They may look cute and seem harmless, but neck floats for babies can have deadly consequences, an expert warns.
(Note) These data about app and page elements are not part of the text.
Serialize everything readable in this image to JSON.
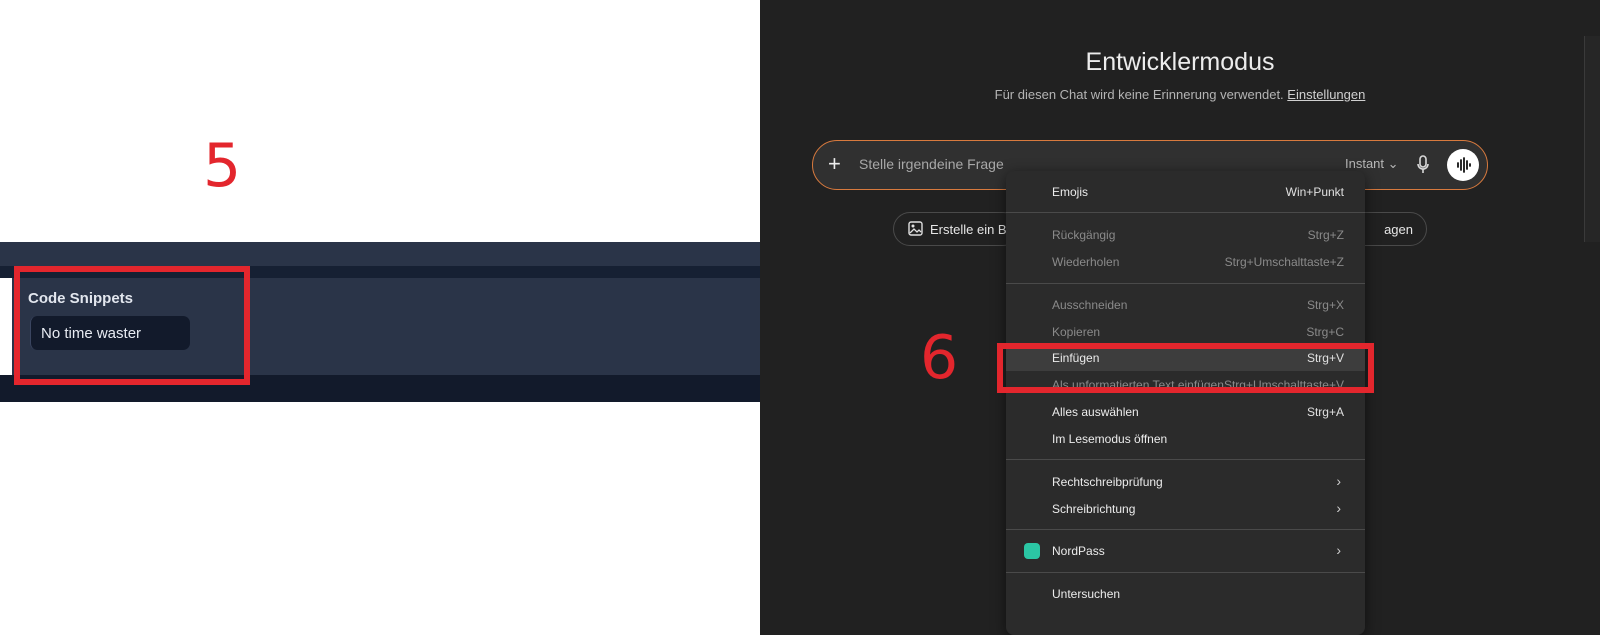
{
  "left": {
    "step_number": "5",
    "section_label": "Code Snippets",
    "snippet_chip": "No time waster"
  },
  "right": {
    "step_number": "6",
    "title": "Entwicklermodus",
    "subtitle": "Für diesen Chat wird keine Erinnerung verwendet.",
    "settings_link": "Einstellungen",
    "prompt": {
      "placeholder": "Stelle irgendeine Frage",
      "model": "Instant"
    },
    "chips": {
      "image": "Erstelle ein Bil",
      "right_partial": "agen"
    },
    "context_menu": {
      "emojis": {
        "label": "Emojis",
        "shortcut": "Win+Punkt"
      },
      "undo": {
        "label": "Rückgängig",
        "shortcut": "Strg+Z"
      },
      "redo": {
        "label": "Wiederholen",
        "shortcut": "Strg+Umschalttaste+Z"
      },
      "cut": {
        "label": "Ausschneiden",
        "shortcut": "Strg+X"
      },
      "copy": {
        "label": "Kopieren",
        "shortcut": "Strg+C"
      },
      "paste": {
        "label": "Einfügen",
        "shortcut": "Strg+V"
      },
      "paste_plain": {
        "label": "Als unformatierten Text einfügen",
        "shortcut": "Strg+Umschalttaste+V"
      },
      "select_all": {
        "label": "Alles auswählen",
        "shortcut": "Strg+A"
      },
      "reader_mode": {
        "label": "Im Lesemodus öffnen"
      },
      "spellcheck": {
        "label": "Rechtschreibprüfung"
      },
      "writing_direction": {
        "label": "Schreibrichtung"
      },
      "nordpass": {
        "label": "NordPass"
      },
      "inspect": {
        "label": "Untersuchen"
      }
    }
  },
  "colors": {
    "annotation_red": "#e3262d",
    "dark_bg": "#212121",
    "navy_panel": "#2a3448",
    "prompt_border": "#d87a3e",
    "nordpass_green": "#2bc6a4"
  }
}
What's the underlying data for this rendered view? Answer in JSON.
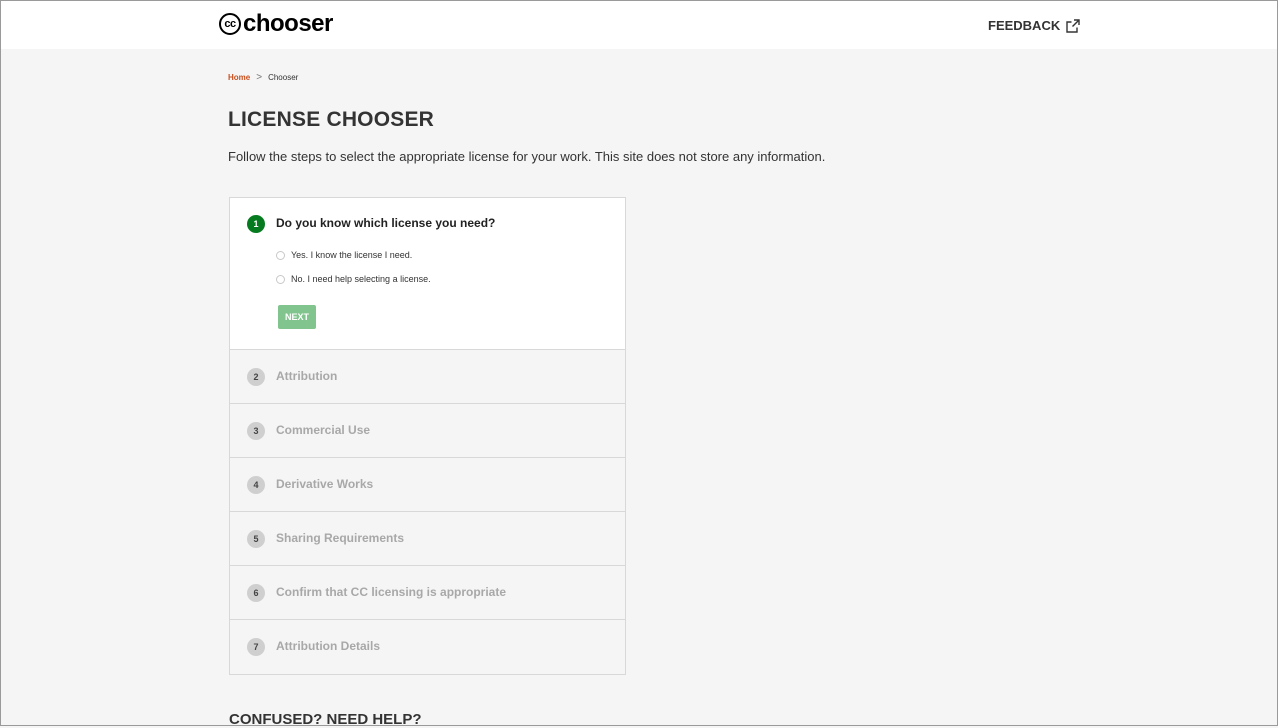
{
  "header": {
    "logo_badge": "cc",
    "logo_word": "chooser",
    "feedback_label": "FEEDBACK"
  },
  "breadcrumb": {
    "home": "Home",
    "separator": ">",
    "current": "Chooser"
  },
  "page": {
    "title": "LICENSE CHOOSER",
    "subtitle": "Follow the steps to select the appropriate license for your work. This site does not store any information."
  },
  "active_step": {
    "number": "1",
    "question": "Do you know which license you need?",
    "option_yes": "Yes. I know the license I need.",
    "option_no": "No. I need help selecting a license.",
    "next_label": "NEXT"
  },
  "steps": [
    {
      "number": "2",
      "label": "Attribution"
    },
    {
      "number": "3",
      "label": "Commercial Use"
    },
    {
      "number": "4",
      "label": "Derivative Works"
    },
    {
      "number": "5",
      "label": "Sharing Requirements"
    },
    {
      "number": "6",
      "label": "Confirm that CC licensing is appropriate"
    },
    {
      "number": "7",
      "label": "Attribution Details"
    }
  ],
  "help": {
    "title": "CONFUSED? NEED HELP?"
  },
  "colors": {
    "active_step": "#067a1f",
    "next_button": "#82c48e",
    "breadcrumb_link": "#c8501e"
  }
}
Kyran Quinlan, associate professor of pediatrics at Rush University, made the claim as the trendy gadgets continue to flood social media.
The former chair of the American Academy of Pediatrics (AAP) said seams on the inflatable gadgets, sold across the world, can be poorly sealed.
Speaking of the growing sales of the dangerous devices, he said: 'Neck floats for babies scare me to death, and I hope they scare parents.
'These are potential death traps... To have your precious baby one poorly sealed seam away from going under at the pool is frightening.'
Such gadgets, designed originally as medical aids for disabled children, are often used by parents to support their baby's neck while in the water.
But officials have long warned of the threat of swimming and flotation aids and have said they should not be confused with safety devices.
Risk of drowning increases if the gadgets, used to support a baby's neck in the water, are used incorrectly, or if they accidentally deflate.
The AAP warns any air-filled swimming aids can pose the same risk, as any deflation takes away their buoyancy immediately.
Other experts have condemned neck floats as being unstable.
It is believed uneven surfaces in water, created when other people swim close by, can cause the baby to tip over.
Parents are often keen on using the devices as it allows them to stay poolside while their baby plays in the water.
The warning comes after two types of popular 'floats' were recalled in Australia by the Queensland Office of Fair Trading.
Two weeks ago it found two separate products sold on eBay increased the 'risk of drowning' if not used correctly, or if they deflated during use.
The Australian Competition & Consumer Commission states children who cannot swim may drown if their neck float fails or is not used correctly.